Liberal and conservative, right and left, red state and blue state—there are dozens, if not hundreds of ways to divide political and economic lines. But one of the most helpful ways of understanding such differences is recognizing the divide between advocates of proximate justice and absolute justice.
Several years ago Steven Garber wrote an essay in which he explained the concept of “proximate justice”:
Proximate justice realizes that something is better than nothing. It allows us to make peace with some justice, some mercy, all the while realizing that it will only be in the new heaven and new earth that we find all our longings finally fulfilled, that we will see all of God’s demands finally met. It is only then and there we will see all of the conditions for human flourishing finally in place, socially, economically, and politically.
On the opposite end of the spectrum from proximate justice is absolute justice, the idea that we should never settle for “some” justice but must always seek, as a matter of duty, the maximal amount of justice.
The primary appeal of absolute justice is its purity. Why align with compromisers and those who are satisfied with “good enough” when you can fight for full justice? Being satisfied with proximate justice sounds more like an excuse to do less rather than a principled position.
The primary appeal of proximate justice is its realism. Since absolute justice is not attainable this side of the new heaven and new earth, settling for less is the best we can ever expect.

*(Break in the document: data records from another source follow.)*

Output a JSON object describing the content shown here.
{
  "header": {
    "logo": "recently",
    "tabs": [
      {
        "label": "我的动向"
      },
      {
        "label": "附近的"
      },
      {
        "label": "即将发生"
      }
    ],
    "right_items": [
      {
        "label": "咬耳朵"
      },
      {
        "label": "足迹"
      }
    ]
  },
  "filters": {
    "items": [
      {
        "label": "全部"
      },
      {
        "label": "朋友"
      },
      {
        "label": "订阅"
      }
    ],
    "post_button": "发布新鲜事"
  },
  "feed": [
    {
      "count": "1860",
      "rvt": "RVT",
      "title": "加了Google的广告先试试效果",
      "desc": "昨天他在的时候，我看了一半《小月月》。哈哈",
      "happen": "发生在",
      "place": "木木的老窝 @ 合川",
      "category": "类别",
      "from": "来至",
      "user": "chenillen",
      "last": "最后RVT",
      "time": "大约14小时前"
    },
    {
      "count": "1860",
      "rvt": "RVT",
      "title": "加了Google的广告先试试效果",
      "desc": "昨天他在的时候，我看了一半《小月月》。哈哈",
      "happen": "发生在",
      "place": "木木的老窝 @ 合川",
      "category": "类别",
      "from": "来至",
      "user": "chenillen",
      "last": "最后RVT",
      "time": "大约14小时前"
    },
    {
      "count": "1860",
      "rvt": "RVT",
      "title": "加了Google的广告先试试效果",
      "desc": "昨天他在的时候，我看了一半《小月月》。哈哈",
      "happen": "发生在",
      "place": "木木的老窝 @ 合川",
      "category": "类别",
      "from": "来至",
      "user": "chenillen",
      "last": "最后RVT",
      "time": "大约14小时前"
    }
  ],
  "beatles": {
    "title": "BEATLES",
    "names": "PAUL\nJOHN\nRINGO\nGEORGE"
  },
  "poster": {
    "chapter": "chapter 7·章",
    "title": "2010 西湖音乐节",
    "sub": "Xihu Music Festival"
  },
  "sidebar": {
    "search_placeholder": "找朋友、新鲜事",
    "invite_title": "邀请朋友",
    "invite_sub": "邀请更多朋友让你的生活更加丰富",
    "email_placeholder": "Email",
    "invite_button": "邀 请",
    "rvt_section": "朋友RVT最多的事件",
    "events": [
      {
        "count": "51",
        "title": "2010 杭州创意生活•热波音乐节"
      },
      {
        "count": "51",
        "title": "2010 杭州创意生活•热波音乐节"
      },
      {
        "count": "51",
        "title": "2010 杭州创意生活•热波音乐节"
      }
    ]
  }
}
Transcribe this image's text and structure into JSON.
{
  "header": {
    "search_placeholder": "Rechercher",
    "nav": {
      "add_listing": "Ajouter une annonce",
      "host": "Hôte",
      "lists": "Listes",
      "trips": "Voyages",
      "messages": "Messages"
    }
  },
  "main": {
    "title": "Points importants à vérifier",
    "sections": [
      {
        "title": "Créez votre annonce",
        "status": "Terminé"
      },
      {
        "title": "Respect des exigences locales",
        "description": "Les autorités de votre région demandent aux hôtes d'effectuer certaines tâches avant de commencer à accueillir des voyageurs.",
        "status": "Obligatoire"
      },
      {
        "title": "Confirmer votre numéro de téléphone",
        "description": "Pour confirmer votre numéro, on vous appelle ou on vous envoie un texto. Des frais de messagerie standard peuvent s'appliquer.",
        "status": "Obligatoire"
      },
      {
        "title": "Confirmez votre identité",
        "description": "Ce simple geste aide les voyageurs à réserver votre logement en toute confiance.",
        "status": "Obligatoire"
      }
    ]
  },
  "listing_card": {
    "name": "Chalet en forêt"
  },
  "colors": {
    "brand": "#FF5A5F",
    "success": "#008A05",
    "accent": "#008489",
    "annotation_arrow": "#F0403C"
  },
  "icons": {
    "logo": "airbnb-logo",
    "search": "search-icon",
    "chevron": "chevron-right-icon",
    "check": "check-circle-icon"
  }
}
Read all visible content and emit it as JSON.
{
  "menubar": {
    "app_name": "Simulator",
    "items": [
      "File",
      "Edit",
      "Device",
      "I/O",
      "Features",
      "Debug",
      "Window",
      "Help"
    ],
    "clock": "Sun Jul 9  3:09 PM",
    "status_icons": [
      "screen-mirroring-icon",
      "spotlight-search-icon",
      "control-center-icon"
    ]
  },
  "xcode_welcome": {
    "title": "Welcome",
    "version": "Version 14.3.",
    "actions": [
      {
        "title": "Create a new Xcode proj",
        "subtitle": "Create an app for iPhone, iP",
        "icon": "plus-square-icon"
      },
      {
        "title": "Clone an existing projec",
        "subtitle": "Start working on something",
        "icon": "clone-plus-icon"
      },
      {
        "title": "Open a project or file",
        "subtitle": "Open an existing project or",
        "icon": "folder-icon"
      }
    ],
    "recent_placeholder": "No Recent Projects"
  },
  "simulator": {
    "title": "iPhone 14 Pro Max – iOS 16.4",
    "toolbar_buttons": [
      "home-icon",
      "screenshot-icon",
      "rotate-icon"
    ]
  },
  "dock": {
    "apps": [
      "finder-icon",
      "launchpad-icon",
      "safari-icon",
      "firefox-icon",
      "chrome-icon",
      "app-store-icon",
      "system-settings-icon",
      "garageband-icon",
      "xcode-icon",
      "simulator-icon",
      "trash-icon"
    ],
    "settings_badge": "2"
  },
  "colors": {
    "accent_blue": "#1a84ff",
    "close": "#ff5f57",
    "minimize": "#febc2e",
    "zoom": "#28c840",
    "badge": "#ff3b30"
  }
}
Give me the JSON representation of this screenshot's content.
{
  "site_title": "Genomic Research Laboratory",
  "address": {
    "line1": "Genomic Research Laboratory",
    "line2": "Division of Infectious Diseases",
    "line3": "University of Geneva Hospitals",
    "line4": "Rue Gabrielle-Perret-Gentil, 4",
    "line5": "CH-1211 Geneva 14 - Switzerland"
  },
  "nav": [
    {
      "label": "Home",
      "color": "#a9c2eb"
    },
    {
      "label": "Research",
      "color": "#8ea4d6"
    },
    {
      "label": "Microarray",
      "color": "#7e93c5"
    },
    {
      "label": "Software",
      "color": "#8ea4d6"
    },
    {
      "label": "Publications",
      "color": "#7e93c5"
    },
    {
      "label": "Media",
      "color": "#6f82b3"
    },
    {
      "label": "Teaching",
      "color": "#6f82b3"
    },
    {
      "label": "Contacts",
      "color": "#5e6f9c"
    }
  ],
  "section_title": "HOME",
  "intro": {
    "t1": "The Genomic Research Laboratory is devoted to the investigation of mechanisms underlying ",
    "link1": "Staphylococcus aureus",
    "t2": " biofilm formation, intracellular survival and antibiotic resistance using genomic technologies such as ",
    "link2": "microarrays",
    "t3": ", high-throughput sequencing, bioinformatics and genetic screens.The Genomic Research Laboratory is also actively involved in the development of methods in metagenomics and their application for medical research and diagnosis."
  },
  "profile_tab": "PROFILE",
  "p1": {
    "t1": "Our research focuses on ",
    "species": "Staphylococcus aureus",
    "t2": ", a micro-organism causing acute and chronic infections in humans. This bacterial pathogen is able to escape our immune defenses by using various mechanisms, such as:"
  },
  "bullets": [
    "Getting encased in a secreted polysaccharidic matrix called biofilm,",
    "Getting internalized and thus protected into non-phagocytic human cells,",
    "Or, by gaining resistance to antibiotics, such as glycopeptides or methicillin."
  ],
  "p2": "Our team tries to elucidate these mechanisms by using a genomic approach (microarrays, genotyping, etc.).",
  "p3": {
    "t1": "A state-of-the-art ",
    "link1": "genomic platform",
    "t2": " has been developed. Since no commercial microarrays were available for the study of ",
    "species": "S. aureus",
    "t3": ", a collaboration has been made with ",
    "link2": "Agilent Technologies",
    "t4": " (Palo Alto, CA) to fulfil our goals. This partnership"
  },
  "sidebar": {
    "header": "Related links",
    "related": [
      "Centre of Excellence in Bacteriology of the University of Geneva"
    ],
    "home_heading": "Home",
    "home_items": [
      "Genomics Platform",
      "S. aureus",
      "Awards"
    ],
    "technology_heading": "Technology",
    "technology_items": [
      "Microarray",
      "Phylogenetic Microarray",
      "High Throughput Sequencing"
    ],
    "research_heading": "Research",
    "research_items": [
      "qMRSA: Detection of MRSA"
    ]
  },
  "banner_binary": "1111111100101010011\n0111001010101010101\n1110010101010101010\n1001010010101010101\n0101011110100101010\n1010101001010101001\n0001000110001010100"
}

When absolute justice is our standard we can even end up allowing injustice to continue and flourish.
Those in the absolute justice camp accuse the other side of being cynical, insensitive, and willing to compromise with evil, while advocates of proximate justice claim their ideological rivals are utopian, self-centered, and likely to do as much harm as good.
A more thorough examination of each side will have to wait for another day and another article. (As you can probably tell, though, I’m firmly on the side of proximate justice.) I only mention the two views because I want to show how the idea of proximate and absolute justice relates to employment and can help us understand the recent kerfuffle over the working conditions at Amazon.